Melissa Velden and her chef-husband Chris Velden, stand in their dining room at the Flying Apron Inn and Cookery in Summerville, N.S. on Friday, Nov. 20, 2020. The couple is hosting holiday parties with appropriate distancing and other COVID-19 health protocols in place at their restaurant. THE CANADIAN PRESS/Andrew Vaughan
Celebrities, Santa and Zoom part of office holiday parties being held amid COVID-19

Many will send tokens of appreciation to workers or offer time off or cash

Cannabis bought in British Columbia (Ashley Wadhwani/Black Press Media)
Is it time to start thinking about greener ways to package cannabis?

Packaging suppliers are still figuring eco-friendly and affordable packaging options that fit the mandates of Cannabis Regulations

Cops converge in a Marshall Road parking lot on Thursday afternoon following a reported police incident. (Ben Lypka/Abbotsford News)
Federal offender escapes, gets shot at and is taken back into custody in Abbotsford

Several branches of law enforcement find escapee a short distance from where he fled

A demonstrator wears representations of sea lice outside the Fisheries and Oceans Canada offices in downtown Vancouver Sept. 24, demanding more action on the Cohen Commission recommendations to protect wild Fraser River sockeye. (Quinn Bender photo)
First Nations renew call to revoke salmon farm licences

Leadership council implores use of precautionary principle in Discovery Islands

Ten-month-old Aidan Deschamps poses for a photo with his parents Amanda Sully and Adam Deschamps in this undated handout photo. Ten-month-old Aidan Deschamps was the first baby in Canada to be diagnosed with spinal muscular atrophy through Ontario’s newborn screening program. The test was added to the program six days before he was born.
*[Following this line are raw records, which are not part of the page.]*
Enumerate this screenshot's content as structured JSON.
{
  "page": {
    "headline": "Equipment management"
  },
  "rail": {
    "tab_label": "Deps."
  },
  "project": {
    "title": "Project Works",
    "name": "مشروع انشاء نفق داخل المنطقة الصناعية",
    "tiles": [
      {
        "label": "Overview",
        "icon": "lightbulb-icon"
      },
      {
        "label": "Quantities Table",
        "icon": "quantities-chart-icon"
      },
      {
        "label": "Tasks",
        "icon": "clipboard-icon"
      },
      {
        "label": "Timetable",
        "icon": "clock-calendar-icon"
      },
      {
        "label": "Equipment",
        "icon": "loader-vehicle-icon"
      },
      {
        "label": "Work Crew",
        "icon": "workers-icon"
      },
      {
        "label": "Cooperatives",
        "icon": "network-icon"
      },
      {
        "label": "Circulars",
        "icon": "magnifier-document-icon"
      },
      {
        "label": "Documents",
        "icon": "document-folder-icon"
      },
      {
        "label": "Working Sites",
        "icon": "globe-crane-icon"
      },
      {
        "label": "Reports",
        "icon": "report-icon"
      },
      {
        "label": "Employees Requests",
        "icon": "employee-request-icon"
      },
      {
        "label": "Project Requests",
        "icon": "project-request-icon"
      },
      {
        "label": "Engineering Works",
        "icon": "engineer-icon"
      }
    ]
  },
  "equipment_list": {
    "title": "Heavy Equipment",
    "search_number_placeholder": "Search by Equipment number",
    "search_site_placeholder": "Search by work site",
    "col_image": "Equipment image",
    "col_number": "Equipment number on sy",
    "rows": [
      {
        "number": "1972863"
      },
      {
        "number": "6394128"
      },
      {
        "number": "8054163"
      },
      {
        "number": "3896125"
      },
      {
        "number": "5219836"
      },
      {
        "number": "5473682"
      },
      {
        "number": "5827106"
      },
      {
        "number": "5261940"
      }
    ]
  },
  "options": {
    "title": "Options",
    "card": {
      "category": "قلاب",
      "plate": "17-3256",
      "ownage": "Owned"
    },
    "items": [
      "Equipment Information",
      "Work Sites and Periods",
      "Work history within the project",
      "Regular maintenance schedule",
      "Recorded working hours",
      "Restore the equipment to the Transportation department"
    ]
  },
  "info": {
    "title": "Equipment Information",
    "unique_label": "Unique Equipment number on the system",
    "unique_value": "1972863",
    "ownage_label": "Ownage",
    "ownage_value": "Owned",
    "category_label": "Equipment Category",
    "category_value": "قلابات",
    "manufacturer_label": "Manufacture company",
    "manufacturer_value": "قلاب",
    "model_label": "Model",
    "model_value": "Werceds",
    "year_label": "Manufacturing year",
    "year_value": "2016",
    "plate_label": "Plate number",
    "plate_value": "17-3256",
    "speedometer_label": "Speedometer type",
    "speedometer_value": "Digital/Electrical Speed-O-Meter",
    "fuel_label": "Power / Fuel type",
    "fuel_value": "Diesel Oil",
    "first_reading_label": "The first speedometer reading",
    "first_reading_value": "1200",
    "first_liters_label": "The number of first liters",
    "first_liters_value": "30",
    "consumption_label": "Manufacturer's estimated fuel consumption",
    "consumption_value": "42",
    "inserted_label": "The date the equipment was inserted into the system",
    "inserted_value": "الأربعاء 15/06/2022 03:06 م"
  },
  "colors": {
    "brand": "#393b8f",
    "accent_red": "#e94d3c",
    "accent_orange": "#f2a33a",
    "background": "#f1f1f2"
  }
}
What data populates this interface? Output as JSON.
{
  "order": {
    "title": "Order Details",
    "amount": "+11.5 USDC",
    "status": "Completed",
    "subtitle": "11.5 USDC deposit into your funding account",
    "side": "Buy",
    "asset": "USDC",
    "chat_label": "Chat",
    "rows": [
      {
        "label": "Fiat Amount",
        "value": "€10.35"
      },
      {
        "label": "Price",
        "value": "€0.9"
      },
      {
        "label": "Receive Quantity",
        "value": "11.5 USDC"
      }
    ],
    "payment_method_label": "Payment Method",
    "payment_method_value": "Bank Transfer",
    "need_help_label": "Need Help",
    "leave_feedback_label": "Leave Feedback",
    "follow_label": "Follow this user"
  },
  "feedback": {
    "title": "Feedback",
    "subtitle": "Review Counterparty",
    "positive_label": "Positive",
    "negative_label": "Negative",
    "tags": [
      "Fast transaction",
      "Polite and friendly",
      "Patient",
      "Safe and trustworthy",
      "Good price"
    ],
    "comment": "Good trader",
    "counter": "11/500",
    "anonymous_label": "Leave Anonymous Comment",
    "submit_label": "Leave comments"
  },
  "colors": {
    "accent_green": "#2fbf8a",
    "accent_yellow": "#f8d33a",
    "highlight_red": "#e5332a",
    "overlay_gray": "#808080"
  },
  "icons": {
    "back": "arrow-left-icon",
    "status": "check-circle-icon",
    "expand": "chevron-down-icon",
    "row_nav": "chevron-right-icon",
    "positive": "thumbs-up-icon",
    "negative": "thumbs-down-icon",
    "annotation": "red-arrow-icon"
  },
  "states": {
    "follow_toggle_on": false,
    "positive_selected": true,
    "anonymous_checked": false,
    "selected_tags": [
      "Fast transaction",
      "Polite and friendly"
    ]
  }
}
THE CANADIAN PRESS/HO, Children’s Hospital Eastern Ontario *MANDATORY CREDIT*
First newborn tested for spinal muscular atrophy in Canada hits new milestones

‘If Aidan had been born any earlier or anywhere else our story would be quite different’

(Pixabay)
Canadians’ mental health has deteriorated with the second wave, study finds

Increased substance use one of the ways people are coping

Most Read